    0 Post(s)
    Tagged
    0 Thread(s)
    I think this bike would be a pretty good set up. Personally I would wold give serious thought to a triple, particularly a mountain/touring triple with 26/36/48. This would give you a very large range of gears to conquer most big hills when you are at the end of an extra long ride. Also the gears would be doubly beneficial if you were to tour or carry home heavy groceries. Butterfly and trekking bars are also very comfortable for long rides however they require you to use mountain gear shifters. This works for me as Shimano 10 speed Dyna-Shift is not very compatible with 10 speed road equipment. Also V-Brakes offer far more stopping power than cantilever however V-brakes are not very efficient with STI leavers.

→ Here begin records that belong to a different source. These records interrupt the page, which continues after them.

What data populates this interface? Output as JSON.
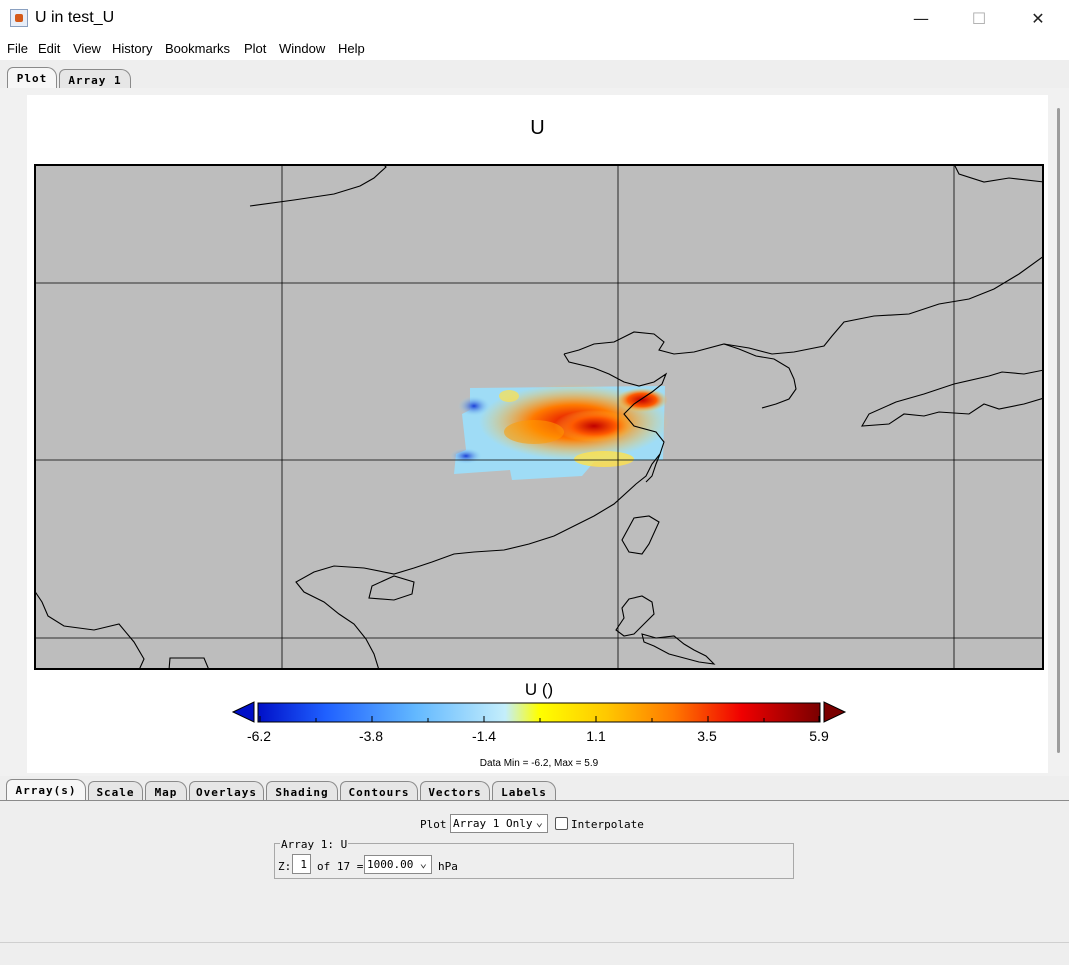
{
  "window": {
    "title": "U in test_U",
    "minimize_glyph": "—",
    "maximize_glyph": "☐",
    "close_glyph": "✕"
  },
  "menu": [
    "File",
    "Edit",
    "View",
    "History",
    "Bookmarks",
    "Plot",
    "Window",
    "Help"
  ],
  "top_tabs": [
    {
      "label": "Plot",
      "active": true
    },
    {
      "label": "Array 1",
      "active": false
    }
  ],
  "plot": {
    "title": "U",
    "colorbar_title": "U ()",
    "colorbar_ticks": [
      "-6.2",
      "-3.8",
      "-1.4",
      "1.1",
      "3.5",
      "5.9"
    ],
    "data_minmax": "Data Min = -6.2, Max = 5.9",
    "colors": {
      "map_background": "#bdbdbd",
      "coastline": "#000000",
      "gridline": "#000000",
      "colorbar_low": "#0010c8",
      "colorbar_mid": "#ffff00",
      "colorbar_high": "#7a0000"
    }
  },
  "bottom_tabs": [
    "Array(s)",
    "Scale",
    "Map",
    "Overlays",
    "Shading",
    "Contours",
    "Vectors",
    "Labels"
  ],
  "controls": {
    "plot_label": "Plot",
    "plot_select": "Array 1 Only",
    "interpolate_label": "Interpolate",
    "interpolate_checked": false,
    "group_title": "Array 1: U",
    "z_label": "Z:",
    "z_value": "1",
    "of_label": "of 17 =",
    "level_select": "1000.00",
    "unit": "hPa"
  }
}
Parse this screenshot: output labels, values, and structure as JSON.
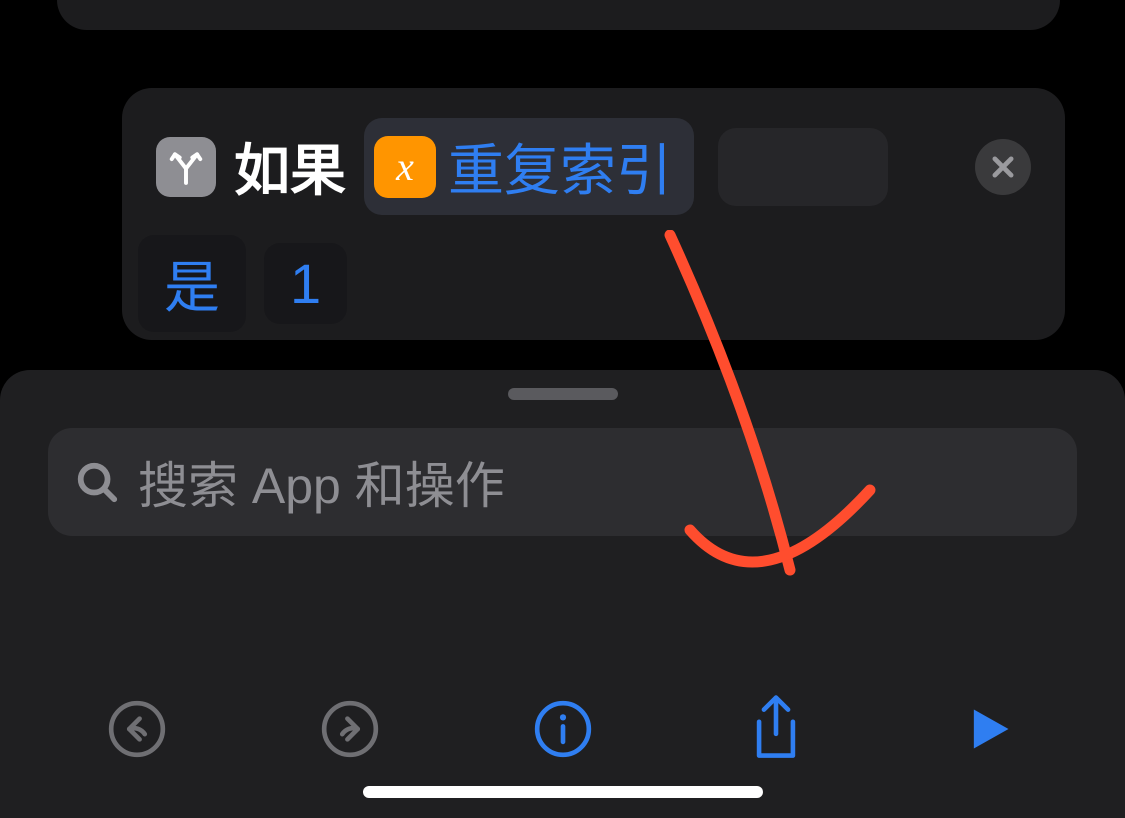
{
  "action": {
    "if_label": "如果",
    "variable_badge_glyph": "x",
    "variable_name": "重复索引",
    "condition_label": "是",
    "value_label": "1"
  },
  "search": {
    "placeholder": "搜索 App 和操作"
  },
  "colors": {
    "accent": "#2f7ef1",
    "variable_badge": "#ff9500",
    "annotation": "#ff4d2e"
  }
}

With butterfly bars you get a great spread of gears and excellent stopping power.

    Just a consideration.

  3. #28
    Senior Member
    Join Date
    Aug 2006
    Location
    western Washington
    My Bikes
    Stella
    Posts
    607
    Mentioned
    0 Post(s)
    Tagged
    0 Thread(s)
    Rawland's Stag, Soma's Grand Randonneur, and the Cycles Toussaint "Velo Routier" are all lower-cost routes into the world of 650b. Stag is frame only, the others can come as built-up bikes.

  4. #29
    Senior Member
    Join Date
    Dec 2012
    Location
    Western NY
    My Bikes
    Felt X-City2
    Posts
    86
    Mentioned
    0 Post(s)
    Tagged
    0 Thread(s)
    Thanks for all the help & opinions. I'm now leaning towards the VO Pass Hunter but have about a month to make a decision. Pix will be posted!

Page 2 of 2 FirstFirst 12

Posting Permissions

  • You may not post new threads
  • You may not post replies
  • You may not post attachments
  • You may not edit your posts
  •